When you’re in your adolescence, every step ypu take on the road to maturity is fraught with emotion and exploration, whether it involves sex, under-age drinking, the use of illegal drugs or flirting with both sexes while defining yourself as a person. In Stop-Zemlia, Ukrainian filmmaker Kateryna Gornostai, known for her documentary work, uses her tools to crack open what it’s like to be Sweet 16 and in high school in this Eastern Europe country. Stop-Zemlia is her first narrative feature film.
While this is a mock-doc, Gornostai did her due diligence by interviewing 200 teenagers who helped to bring a contemporary spirit to both her script and the film’s atmosphere. Their answers provide a key to the way how they see their world.

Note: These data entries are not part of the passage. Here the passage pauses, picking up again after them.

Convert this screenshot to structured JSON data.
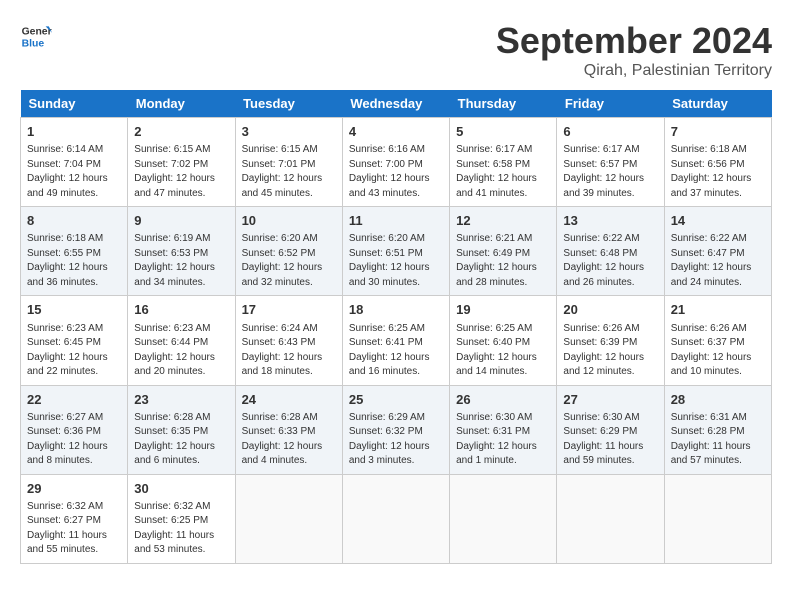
{
  "header": {
    "logo_line1": "General",
    "logo_line2": "Blue",
    "month": "September 2024",
    "location": "Qirah, Palestinian Territory"
  },
  "weekdays": [
    "Sunday",
    "Monday",
    "Tuesday",
    "Wednesday",
    "Thursday",
    "Friday",
    "Saturday"
  ],
  "weeks": [
    [
      {
        "day": "1",
        "info": "Sunrise: 6:14 AM\nSunset: 7:04 PM\nDaylight: 12 hours\nand 49 minutes."
      },
      {
        "day": "2",
        "info": "Sunrise: 6:15 AM\nSunset: 7:02 PM\nDaylight: 12 hours\nand 47 minutes."
      },
      {
        "day": "3",
        "info": "Sunrise: 6:15 AM\nSunset: 7:01 PM\nDaylight: 12 hours\nand 45 minutes."
      },
      {
        "day": "4",
        "info": "Sunrise: 6:16 AM\nSunset: 7:00 PM\nDaylight: 12 hours\nand 43 minutes."
      },
      {
        "day": "5",
        "info": "Sunrise: 6:17 AM\nSunset: 6:58 PM\nDaylight: 12 hours\nand 41 minutes."
      },
      {
        "day": "6",
        "info": "Sunrise: 6:17 AM\nSunset: 6:57 PM\nDaylight: 12 hours\nand 39 minutes."
      },
      {
        "day": "7",
        "info": "Sunrise: 6:18 AM\nSunset: 6:56 PM\nDaylight: 12 hours\nand 37 minutes."
      }
    ],
    [
      {
        "day": "8",
        "info": "Sunrise: 6:18 AM\nSunset: 6:55 PM\nDaylight: 12 hours\nand 36 minutes."
      },
      {
        "day": "9",
        "info": "Sunrise: 6:19 AM\nSunset: 6:53 PM\nDaylight: 12 hours\nand 34 minutes."
      },
      {
        "day": "10",
        "info": "Sunrise: 6:20 AM\nSunset: 6:52 PM\nDaylight: 12 hours\nand 32 minutes."
      },
      {
        "day": "11",
        "info": "Sunrise: 6:20 AM\nSunset: 6:51 PM\nDaylight: 12 hours\nand 30 minutes."
      },
      {
        "day": "12",
        "info": "Sunrise: 6:21 AM\nSunset: 6:49 PM\nDaylight: 12 hours\nand 28 minutes."
      },
      {
        "day": "13",
        "info": "Sunrise: 6:22 AM\nSunset: 6:48 PM\nDaylight: 12 hours\nand 26 minutes."
      },
      {
        "day": "14",
        "info": "Sunrise: 6:22 AM\nSunset: 6:47 PM\nDaylight: 12 hours\nand 24 minutes."
      }
    ],
    [
      {
        "day": "15",
        "info": "Sunrise: 6:23 AM\nSunset: 6:45 PM\nDaylight: 12 hours\nand 22 minutes."
      },
      {
        "day": "16",
        "info": "Sunrise: 6:23 AM\nSunset: 6:44 PM\nDaylight: 12 hours\nand 20 minutes."
      },
      {
        "day": "17",
        "info": "Sunrise: 6:24 AM\nSunset: 6:43 PM\nDaylight: 12 hours\nand 18 minutes."
      },
      {
        "day": "18",
        "info": "Sunrise: 6:25 AM\nSunset: 6:41 PM\nDaylight: 12 hours\nand 16 minutes."
      },
      {
        "day": "19",
        "info": "Sunrise: 6:25 AM\nSunset: 6:40 PM\nDaylight: 12 hours\nand 14 minutes."
      },
      {
        "day": "20",
        "info": "Sunrise: 6:26 AM\nSunset: 6:39 PM\nDaylight: 12 hours\nand 12 minutes."
      },
      {
        "day": "21",
        "info": "Sunrise: 6:26 AM\nSunset: 6:37 PM\nDaylight: 12 hours\nand 10 minutes."
      }
    ],
    [
      {
        "day": "22",
        "info": "Sunrise: 6:27 AM\nSunset: 6:36 PM\nDaylight: 12 hours\nand 8 minutes."
      },
      {
        "day": "23",
        "info": "Sunrise: 6:28 AM\nSunset: 6:35 PM\nDaylight: 12 hours\nand 6 minutes."
      },
      {
        "day": "24",
        "info": "Sunrise: 6:28 AM\nSunset: 6:33 PM\nDaylight: 12 hours\nand 4 minutes."
      },
      {
        "day": "25",
        "info": "Sunrise: 6:29 AM\nSunset: 6:32 PM\nDaylight: 12 hours\nand 3 minutes."
      },
      {
        "day": "26",
        "info": "Sunrise: 6:30 AM\nSunset: 6:31 PM\nDaylight: 12 hours\nand 1 minute."
      },
      {
        "day": "27",
        "info": "Sunrise: 6:30 AM\nSunset: 6:29 PM\nDaylight: 11 hours\nand 59 minutes."
      },
      {
        "day": "28",
        "info": "Sunrise: 6:31 AM\nSunset: 6:28 PM\nDaylight: 11 hours\nand 57 minutes."
      }
    ],
    [
      {
        "day": "29",
        "info": "Sunrise: 6:32 AM\nSunset: 6:27 PM\nDaylight: 11 hours\nand 55 minutes."
      },
      {
        "day": "30",
        "info": "Sunrise: 6:32 AM\nSunset: 6:25 PM\nDaylight: 11 hours\nand 53 minutes."
      },
      {
        "day": "",
        "info": ""
      },
      {
        "day": "",
        "info": ""
      },
      {
        "day": "",
        "info": ""
      },
      {
        "day": "",
        "info": ""
      },
      {
        "day": "",
        "info": ""
      }
    ]
  ]
}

A cast of 25 students was chosen to play high school classmates, but the film focuses on a central trio: introvert Masha (Maria Fedorchenko), who has cropped hair that she sometimes dyes blonde, a thin physique and weariness about what awaits her each day. Her best buddy Yana (Yana Isaienko) makes do with her cute dark brown bob and exudes a more feminine mystique. As for their boy toy Senia (Arsenii Markov), he is mostly going steady with his knitted collection of colorful wool ski hats.
Alas, Masha has a crush on another classmate, Sasha (Oleksandr Ivanov), whose single mother demands an avalanche of attention from the lone man in her life. But it takes some time for Masha to finally make a move to show her feelings to Sasha, who she believes is her secret Instagram texter. Smartphones get an abundance of movie time.
It turns out that teen-agers are much the same as they are in the U.S. of A. They take class trips to museums, they play games – one of which provides the film’s title, which seems like a version of blind tag — and they indulge in drinking too much to the point of barfing, obsess about what others think, they worry about how they look, they despair that they are depressed, they hang out in their bedrooms and do solo dance routines.
One matter that sticks out is that Ukraine high-schoolers apparently can take a rifle shooting class and learn how to break down and reassemble an A-K 47. That’s just the opposite of what happens at U.S. schools, which face the fear of outsiders and insiders who are intent on creating bloody mayhem. Most likely, it is linked to joining the Army since Russia wants to conquer their country in the worst way. Meanwhile, Senia sits out the class because “there was shelling on my street” and the guns provided an emotional trigger for him.
Oddly, it is weird that there are very few laughs to be had in this film. Which means no one would ever confuse this observational hybrid experiment with such much-loved John Hughes movies as Sixteen Candles, The Breakfast Club or Pretty in Pink. At one point, an off-camera interviewer asks about Senia’s female companions. He dryly replies, “It’s fine. It might look like I am an ardent supporter of feminism.” Later, the three amigos end up slicing their wrists with a razor and making a kind of blood pact as they take turns kissing one another.
Maybe the best and most poignant moment on screen arrives when Fedorchenko as deep-thinker Masha asks her interviewer if she feels connected to the emotions that she felt at age 16. The question blurs the lines of acting and reality, especially since Gornostai based her lead character on herself at that age. Anybody who has gone through puberty and the highs and lows of adolescence will definitely relate.